Have you seen the Polio vaccine advertisements on TV? So what are these vaccines and what do they do? Vaccines help protect us from certain diseases. In fact, India was declared a polio-free country on 27th March 2014! Vaccines and Immunization are a big part of our health and well being. Let us get started.
So, now we come to the question of whether vaccination and immunization are one and the same. Of course not! But, they are very closely related. Let us see the definitions of these two terms.
Vaccination means getting a dose of a vaccine against a particular disease. The vaccine could be in the form of an injection or even administered orally.
Vaccines and immunization are very important in protecting people from various diseases. Many important infectious diseases can be prevented with the help of immunization.The Immunization process works on the property that once vaccinated against a disease, the immune system of the body has a memory of the same.
Immunization is a term that refers to the process of getting vaccinated. It helps in the prevention of diseases as the body gets immune to the disease after getting vaccinated. To eradicate a disease completely, the whole population of the place has to be immunized.

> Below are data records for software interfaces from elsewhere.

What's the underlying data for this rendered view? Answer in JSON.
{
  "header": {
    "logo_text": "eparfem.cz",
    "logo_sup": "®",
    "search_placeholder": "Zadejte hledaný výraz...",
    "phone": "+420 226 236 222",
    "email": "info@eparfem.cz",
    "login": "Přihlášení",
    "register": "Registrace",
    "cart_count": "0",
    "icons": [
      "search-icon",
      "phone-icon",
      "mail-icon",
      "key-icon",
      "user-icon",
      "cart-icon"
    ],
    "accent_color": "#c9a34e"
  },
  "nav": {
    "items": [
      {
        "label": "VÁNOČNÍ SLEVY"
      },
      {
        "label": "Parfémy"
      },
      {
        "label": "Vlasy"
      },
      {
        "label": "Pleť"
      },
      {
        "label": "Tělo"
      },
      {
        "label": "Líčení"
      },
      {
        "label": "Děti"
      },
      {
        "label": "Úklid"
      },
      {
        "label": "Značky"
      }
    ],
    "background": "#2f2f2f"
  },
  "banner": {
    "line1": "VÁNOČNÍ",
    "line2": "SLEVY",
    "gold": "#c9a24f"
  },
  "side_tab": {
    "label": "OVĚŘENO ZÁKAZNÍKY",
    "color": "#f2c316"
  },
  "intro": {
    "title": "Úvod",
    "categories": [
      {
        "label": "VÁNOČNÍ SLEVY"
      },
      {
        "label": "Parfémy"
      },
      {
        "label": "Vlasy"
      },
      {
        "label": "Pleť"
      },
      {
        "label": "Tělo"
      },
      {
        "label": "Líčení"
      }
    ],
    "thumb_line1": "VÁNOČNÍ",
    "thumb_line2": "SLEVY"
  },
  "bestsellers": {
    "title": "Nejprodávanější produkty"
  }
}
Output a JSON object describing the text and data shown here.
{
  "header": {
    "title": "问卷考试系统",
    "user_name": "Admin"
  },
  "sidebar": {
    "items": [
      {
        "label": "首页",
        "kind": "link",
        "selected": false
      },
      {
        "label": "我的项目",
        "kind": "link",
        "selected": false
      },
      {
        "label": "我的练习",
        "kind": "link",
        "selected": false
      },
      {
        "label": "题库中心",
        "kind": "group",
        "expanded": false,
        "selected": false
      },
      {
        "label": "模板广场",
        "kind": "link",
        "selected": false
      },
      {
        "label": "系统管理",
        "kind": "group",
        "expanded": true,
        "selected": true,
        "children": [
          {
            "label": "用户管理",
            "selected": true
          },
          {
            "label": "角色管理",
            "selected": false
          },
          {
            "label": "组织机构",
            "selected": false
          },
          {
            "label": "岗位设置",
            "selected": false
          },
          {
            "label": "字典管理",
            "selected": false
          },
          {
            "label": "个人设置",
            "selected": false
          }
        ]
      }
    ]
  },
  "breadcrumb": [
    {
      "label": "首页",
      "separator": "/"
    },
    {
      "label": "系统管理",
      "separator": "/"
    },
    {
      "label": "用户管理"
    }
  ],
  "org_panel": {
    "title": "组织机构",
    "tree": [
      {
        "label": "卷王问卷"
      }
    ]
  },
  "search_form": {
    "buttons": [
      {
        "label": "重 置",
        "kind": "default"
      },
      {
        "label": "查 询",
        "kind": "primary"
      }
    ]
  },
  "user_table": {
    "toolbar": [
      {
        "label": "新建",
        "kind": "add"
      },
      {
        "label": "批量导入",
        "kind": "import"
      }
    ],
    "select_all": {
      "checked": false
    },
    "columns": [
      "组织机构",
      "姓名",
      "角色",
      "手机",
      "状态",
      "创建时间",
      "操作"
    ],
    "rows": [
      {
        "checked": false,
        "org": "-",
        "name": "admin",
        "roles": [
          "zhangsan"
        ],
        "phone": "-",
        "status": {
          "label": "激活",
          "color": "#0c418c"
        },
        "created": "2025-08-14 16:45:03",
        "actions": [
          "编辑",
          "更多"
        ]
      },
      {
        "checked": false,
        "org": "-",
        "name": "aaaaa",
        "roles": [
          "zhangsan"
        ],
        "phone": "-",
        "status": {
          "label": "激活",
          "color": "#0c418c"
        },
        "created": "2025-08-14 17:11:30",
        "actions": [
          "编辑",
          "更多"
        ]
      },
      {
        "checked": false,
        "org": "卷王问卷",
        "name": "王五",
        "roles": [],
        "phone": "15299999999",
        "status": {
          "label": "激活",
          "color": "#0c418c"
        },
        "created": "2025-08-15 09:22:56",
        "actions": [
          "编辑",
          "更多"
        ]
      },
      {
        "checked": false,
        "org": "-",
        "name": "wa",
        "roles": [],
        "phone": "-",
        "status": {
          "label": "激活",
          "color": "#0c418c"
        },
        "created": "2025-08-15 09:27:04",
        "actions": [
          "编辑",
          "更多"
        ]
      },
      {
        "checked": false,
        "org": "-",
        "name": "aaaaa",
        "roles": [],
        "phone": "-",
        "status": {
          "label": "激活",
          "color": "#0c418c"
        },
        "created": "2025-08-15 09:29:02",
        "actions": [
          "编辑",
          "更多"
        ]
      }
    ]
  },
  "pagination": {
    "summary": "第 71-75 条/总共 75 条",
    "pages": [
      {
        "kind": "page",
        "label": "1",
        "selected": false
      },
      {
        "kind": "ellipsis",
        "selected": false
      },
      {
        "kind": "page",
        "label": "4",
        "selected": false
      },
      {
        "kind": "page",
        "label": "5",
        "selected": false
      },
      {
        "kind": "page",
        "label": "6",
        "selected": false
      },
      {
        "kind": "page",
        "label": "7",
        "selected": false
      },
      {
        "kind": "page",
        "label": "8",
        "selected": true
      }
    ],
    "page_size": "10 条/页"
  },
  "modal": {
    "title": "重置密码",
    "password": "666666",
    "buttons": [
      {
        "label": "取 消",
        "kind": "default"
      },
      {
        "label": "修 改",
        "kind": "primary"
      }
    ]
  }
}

Smallpox disease is an example where through a proper immunization plan, the disease could be eradicated. Polio is another disease where intense immunization program is being implemented by the government to remove this disease from the population.
What are Vaccines?
Vaccines are substances that are antigenic, which are prepared from the agent causing the disease or any synthetic substitute. Vaccines provide immunity against many diseases. In vaccination, a virus or bacteria is deliberately administered to the person so that immune system of the body can fight any future infection.
A point to be noted is that through vaccines only a tiny amount of the weakened/inactivated virus or bacteria enters the body. This tiny amount of the weakened virus or bacteria makes the immune system of the body to recognize this organism, without the person actually experiencing any disease. Sometimes, vaccines have to be given more than once, in the form of a booster dose to ensure that the immune system can really overcome any real infection.
All vaccines are also monitored for their safety. However, most of the vaccines have some side effects that are minor and generally go away in a few days. These may include fever, redness, swelling, and tenderness at the site of injection, nausea, tiredness, and headache. Sometimes, muscle or joint pain or diarrhoea can be experienced but is less frequent.
Here is a list of vaccine-preventable diseases. These diseases include – Chickenpox, Polio, Measles, Diphtheria, HIB, Hepatitis A, Hepatitis B, HPV, Influenza, Mumps, Pertussis, Rotavirus, Meningococcal, Rubella, Tetanus, and Typhoid.
Solved Questions For You
Q: Write a few lines on smallpox.
Ans. Smallpox is a disease that has been eradicated successfully. It was caused by the virus variants Variola major and Variola minor. This virus was very contagious and disfigured the person who was infected by it. It was sometimes fatal too. Smallpox is probably the first disease for which a vaccine was produced. It was invented in 1796 by the British physician Edward Jenner.